In some people, the sphincter between the stomach and esophagus doesn’t work as well as it should. This allows acid to seep into the esophagus (called acid reflux), where it can cause pain and irritation. Not everyone with acid reflux suffers from heartburn, and some people with “heartburn” symptoms don’t actually have acid reflux but may have some other condition causing this pain.

The hallmark of acid reflux is heartburn — a painful burning sensation in the middle of the chest. Heartburn typically strikes after meals and can last several hours. The discomfort may be worse after bending over or lying down. Other symptoms of severe acid reflux include a sour-tasting fluid in the back of the throat, difficulty swallowing, or feeling that food is stuck in the chest or throat. A chronic cough or asthma attacks can also be caused by acid reflux. A description of heartburn symptoms is usually all that’s needed to diagnose acid reflux.

Heartburn usually doesn’t pose a serious threat to your health. However, complications can occur with severe, frequent, and persistent acid reflux. If you have severe heartburn or heartburn two or more times a week, you may have a condition called GERD (gastroesophageal reflux disease) and you should see your doctor. Without treatment, chronic GERD can cause inflammation, ulcers, and scarring. GERD can also lead to changes in the cells lining the esophagus. Known as Barrett’s esophagus (shown here), these changes raise the risk of esophageal cancer.

Adopting lifestyle changes usually allows the body to heal itself in the majority of cases, and it means there won’t be long-term damage to the esophagus, throat, or teeth. However, sometimes lifestyle changes are not enough.

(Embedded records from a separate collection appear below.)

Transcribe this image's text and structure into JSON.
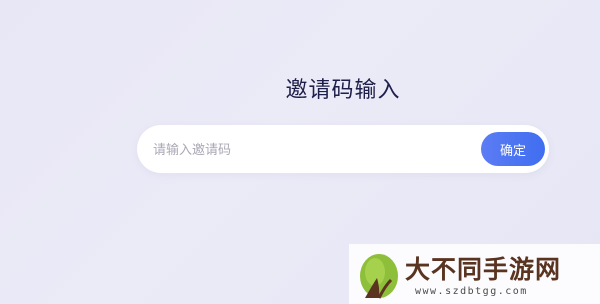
{
  "invite": {
    "title": "邀请码输入",
    "input_placeholder": "请输入邀请码",
    "input_value": "",
    "confirm_label": "确定"
  },
  "watermark": {
    "name": "大不同手游网",
    "url": "www.szdbtgg.com"
  },
  "colors": {
    "background": "#e9e8f6",
    "title": "#1e1e4a",
    "button_start": "#5c7cf4",
    "button_end": "#3f6ef0",
    "watermark_text": "#5a3420"
  }
}
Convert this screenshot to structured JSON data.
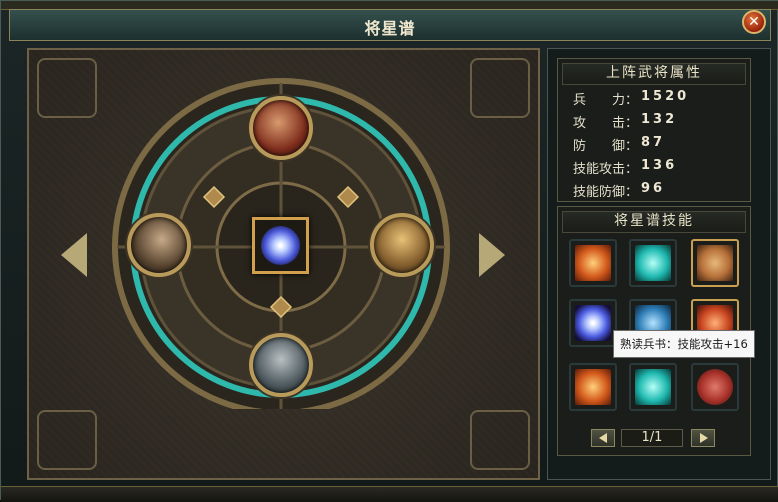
{
  "window": {
    "title": "将星谱"
  },
  "stats_panel": {
    "title": "上阵武将属性",
    "rows": [
      {
        "label": "兵　　力：",
        "value": "1520"
      },
      {
        "label": "攻　　击：",
        "value": "132"
      },
      {
        "label": "防　　御：",
        "value": "87"
      },
      {
        "label": "技能攻击：",
        "value": "136"
      },
      {
        "label": "技能防御：",
        "value": "96"
      }
    ]
  },
  "skills_panel": {
    "title": "将星谱技能",
    "skills": [
      {
        "icon": "flame-sword-icon",
        "color": "#d35a1c"
      },
      {
        "icon": "teal-shield-icon",
        "color": "#1fb9b0"
      },
      {
        "icon": "hero-skill-icon",
        "color": "#b6703a"
      },
      {
        "icon": "blue-orb-icon",
        "color": "#4a5ae0"
      },
      {
        "icon": "armor-icon",
        "color": "#2f7fb8"
      },
      {
        "icon": "red-target-icon",
        "color": "#c8451f"
      },
      {
        "icon": "flame-sword-icon",
        "color": "#d35a1c"
      },
      {
        "icon": "teal-shield-icon",
        "color": "#1fb9b0"
      },
      {
        "icon": "red-scroll-icon",
        "color": "#a8322a"
      }
    ],
    "tooltip": "熟读兵书：技能攻击+16",
    "pager": {
      "label": "1/1"
    }
  },
  "colors": {
    "ring": "#2fb8ac",
    "gold": "#d2a04c"
  }
}
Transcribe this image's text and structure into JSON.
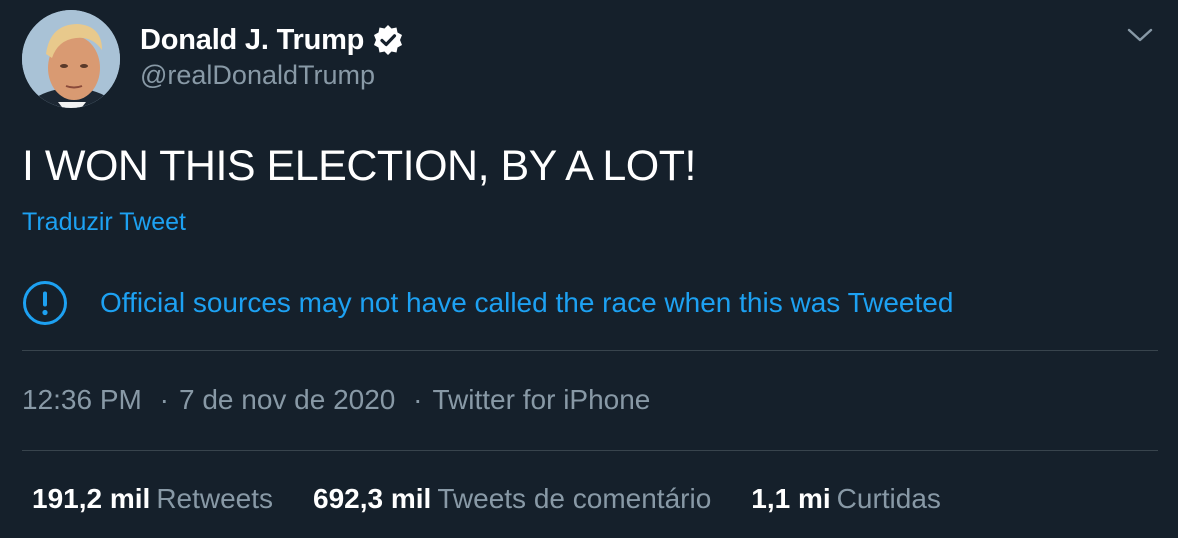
{
  "user": {
    "display_name": "Donald J. Trump",
    "handle": "@realDonaldTrump",
    "verified": true
  },
  "tweet": {
    "text": "I WON THIS ELECTION, BY A LOT!",
    "translate_label": "Traduzir Tweet",
    "notice": "Official sources may not have called the race when this was Tweeted"
  },
  "meta": {
    "time": "12:36 PM",
    "date": "7 de nov de 2020",
    "source": "Twitter for iPhone",
    "separator": "·"
  },
  "stats": [
    {
      "value": "191,2 mil",
      "label": "Retweets"
    },
    {
      "value": "692,3 mil",
      "label": "Tweets de comentário"
    },
    {
      "value": "1,1 mi",
      "label": "Curtidas"
    }
  ],
  "colors": {
    "background": "#15202b",
    "accent": "#1da1f2",
    "secondary_text": "#8899a6",
    "divider": "#38444d"
  },
  "icons": {
    "verified": "verified-badge-icon",
    "caret": "chevron-down-icon",
    "notice": "exclamation-circle-icon"
  }
}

More serious cases of GERD can often be treated with medications such as: antacids or surgery may be needed.

From Web MD